Task statement: Omitting the pictures, restate all of the entries below exactly.

▬▬▬

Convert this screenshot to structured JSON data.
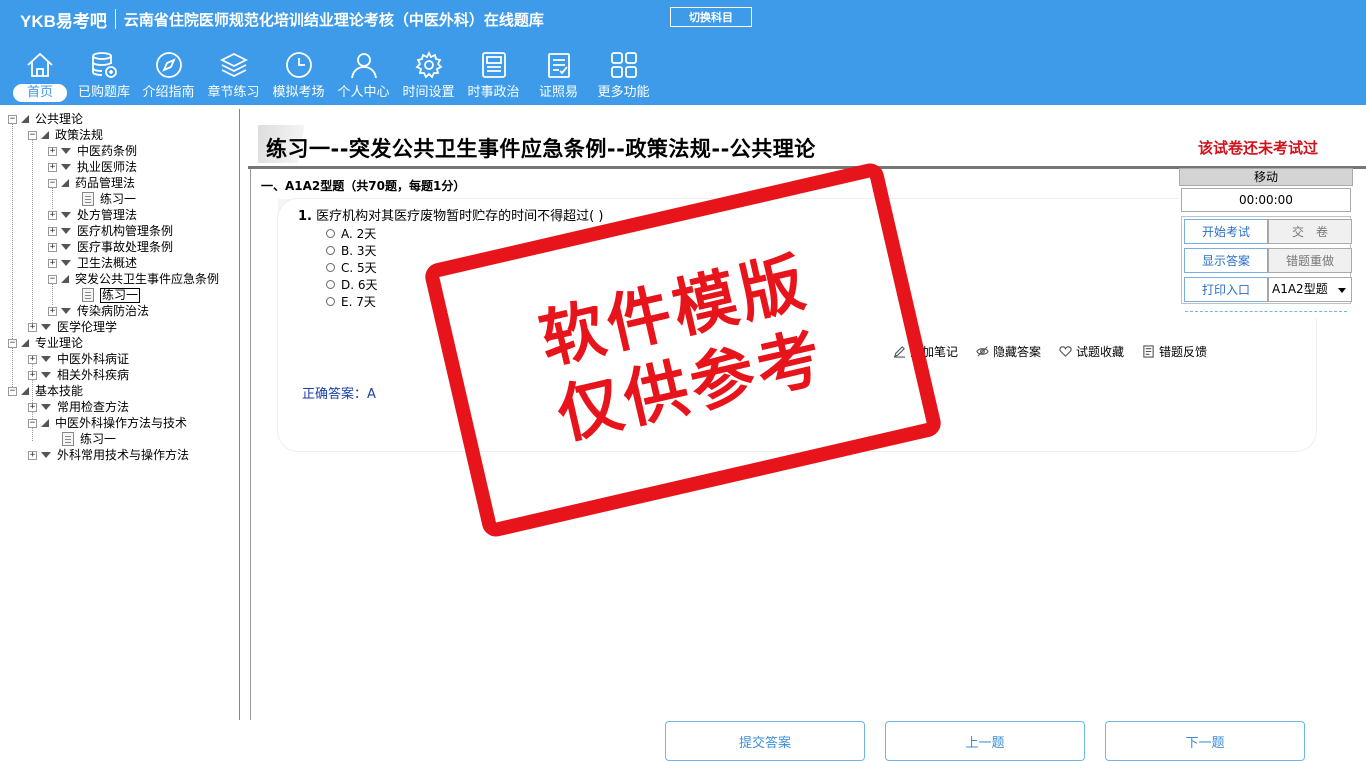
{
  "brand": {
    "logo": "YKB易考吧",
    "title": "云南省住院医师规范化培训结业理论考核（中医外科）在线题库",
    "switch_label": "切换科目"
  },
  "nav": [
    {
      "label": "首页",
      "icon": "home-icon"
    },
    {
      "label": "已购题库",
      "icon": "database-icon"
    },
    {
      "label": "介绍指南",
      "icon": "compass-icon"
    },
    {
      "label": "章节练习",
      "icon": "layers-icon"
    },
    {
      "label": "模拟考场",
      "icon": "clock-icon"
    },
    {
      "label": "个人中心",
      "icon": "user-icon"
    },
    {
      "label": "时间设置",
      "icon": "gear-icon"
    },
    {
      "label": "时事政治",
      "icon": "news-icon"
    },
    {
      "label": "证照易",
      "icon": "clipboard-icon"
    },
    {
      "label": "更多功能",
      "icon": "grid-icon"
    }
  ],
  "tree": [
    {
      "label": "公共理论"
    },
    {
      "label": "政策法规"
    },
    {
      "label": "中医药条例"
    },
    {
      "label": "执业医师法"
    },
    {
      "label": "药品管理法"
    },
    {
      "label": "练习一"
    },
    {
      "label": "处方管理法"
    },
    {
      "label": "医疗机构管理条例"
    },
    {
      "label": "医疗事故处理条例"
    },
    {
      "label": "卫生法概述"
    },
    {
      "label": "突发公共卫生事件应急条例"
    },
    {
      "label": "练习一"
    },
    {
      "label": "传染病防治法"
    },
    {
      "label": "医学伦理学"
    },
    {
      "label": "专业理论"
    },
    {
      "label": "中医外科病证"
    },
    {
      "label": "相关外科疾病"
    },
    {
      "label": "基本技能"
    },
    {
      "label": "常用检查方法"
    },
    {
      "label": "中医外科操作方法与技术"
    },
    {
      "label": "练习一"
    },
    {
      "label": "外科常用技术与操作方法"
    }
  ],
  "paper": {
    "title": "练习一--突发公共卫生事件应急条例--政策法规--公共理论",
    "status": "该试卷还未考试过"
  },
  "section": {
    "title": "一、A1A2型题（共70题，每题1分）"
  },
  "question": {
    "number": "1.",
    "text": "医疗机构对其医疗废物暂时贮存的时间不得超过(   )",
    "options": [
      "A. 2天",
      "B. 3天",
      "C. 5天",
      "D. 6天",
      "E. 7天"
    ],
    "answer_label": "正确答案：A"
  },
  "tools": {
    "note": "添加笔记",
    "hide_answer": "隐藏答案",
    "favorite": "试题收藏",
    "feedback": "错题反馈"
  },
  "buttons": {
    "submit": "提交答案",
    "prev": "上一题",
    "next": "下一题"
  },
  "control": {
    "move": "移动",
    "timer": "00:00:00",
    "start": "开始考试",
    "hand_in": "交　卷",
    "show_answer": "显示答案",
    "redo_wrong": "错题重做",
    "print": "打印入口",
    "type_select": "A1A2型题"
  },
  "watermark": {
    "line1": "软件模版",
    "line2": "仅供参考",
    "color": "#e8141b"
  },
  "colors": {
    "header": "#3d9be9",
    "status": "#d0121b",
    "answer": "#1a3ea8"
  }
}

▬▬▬

Answer below:
Convert this screenshot to structured JSON data.
{
  "brand": {
    "logo": "YKB易考吧",
    "title": "云南省住院医师规范化培训结业理论考核（中医外科）在线题库",
    "switch_label": "切换科目"
  },
  "nav": [
    {
      "label": "首页",
      "icon": "home-icon"
    },
    {
      "label": "已购题库",
      "icon": "database-icon"
    },
    {
      "label": "介绍指南",
      "icon": "compass-icon"
    },
    {
      "label": "章节练习",
      "icon": "layers-icon"
    },
    {
      "label": "模拟考场",
      "icon": "clock-icon"
    },
    {
      "label": "个人中心",
      "icon": "user-icon"
    },
    {
      "label": "时间设置",
      "icon": "gear-icon"
    },
    {
      "label": "时事政治",
      "icon": "news-icon"
    },
    {
      "label": "证照易",
      "icon": "clipboard-icon"
    },
    {
      "label": "更多功能",
      "icon": "grid-icon"
    }
  ],
  "tree": [
    {
      "label": "公共理论"
    },
    {
      "label": "政策法规"
    },
    {
      "label": "中医药条例"
    },
    {
      "label": "执业医师法"
    },
    {
      "label": "药品管理法"
    },
    {
      "label": "练习一"
    },
    {
      "label": "处方管理法"
    },
    {
      "label": "医疗机构管理条例"
    },
    {
      "label": "医疗事故处理条例"
    },
    {
      "label": "卫生法概述"
    },
    {
      "label": "突发公共卫生事件应急条例"
    },
    {
      "label": "练习一"
    },
    {
      "label": "传染病防治法"
    },
    {
      "label": "医学伦理学"
    },
    {
      "label": "专业理论"
    },
    {
      "label": "中医外科病证"
    },
    {
      "label": "相关外科疾病"
    },
    {
      "label": "基本技能"
    },
    {
      "label": "常用检查方法"
    },
    {
      "label": "中医外科操作方法与技术"
    },
    {
      "label": "练习一"
    },
    {
      "label": "外科常用技术与操作方法"
    }
  ],
  "paper": {
    "title": "练习一--突发公共卫生事件应急条例--政策法规--公共理论",
    "status": "该试卷还未考试过"
  },
  "section": {
    "title": "一、A1A2型题（共70题，每题1分）"
  },
  "question": {
    "number": "1.",
    "text": "医疗机构对其医疗废物暂时贮存的时间不得超过(   )",
    "options": [
      "A. 2天",
      "B. 3天",
      "C. 5天",
      "D. 6天",
      "E. 7天"
    ],
    "answer_label": "正确答案：A"
  },
  "tools": {
    "note": "添加笔记",
    "hide_answer": "隐藏答案",
    "favorite": "试题收藏",
    "feedback": "错题反馈"
  },
  "buttons": {
    "submit": "提交答案",
    "prev": "上一题",
    "next": "下一题"
  },
  "control": {
    "move": "移动",
    "timer": "00:00:00",
    "start": "开始考试",
    "hand_in": "交　卷",
    "show_answer": "显示答案",
    "redo_wrong": "错题重做",
    "print": "打印入口",
    "type_select": "A1A2型题"
  },
  "watermark": {
    "line1": "软件模版",
    "line2": "仅供参考",
    "color": "#e8141b"
  },
  "colors": {
    "header": "#3d9be9",
    "status": "#d0121b",
    "answer": "#1a3ea8"
  }
}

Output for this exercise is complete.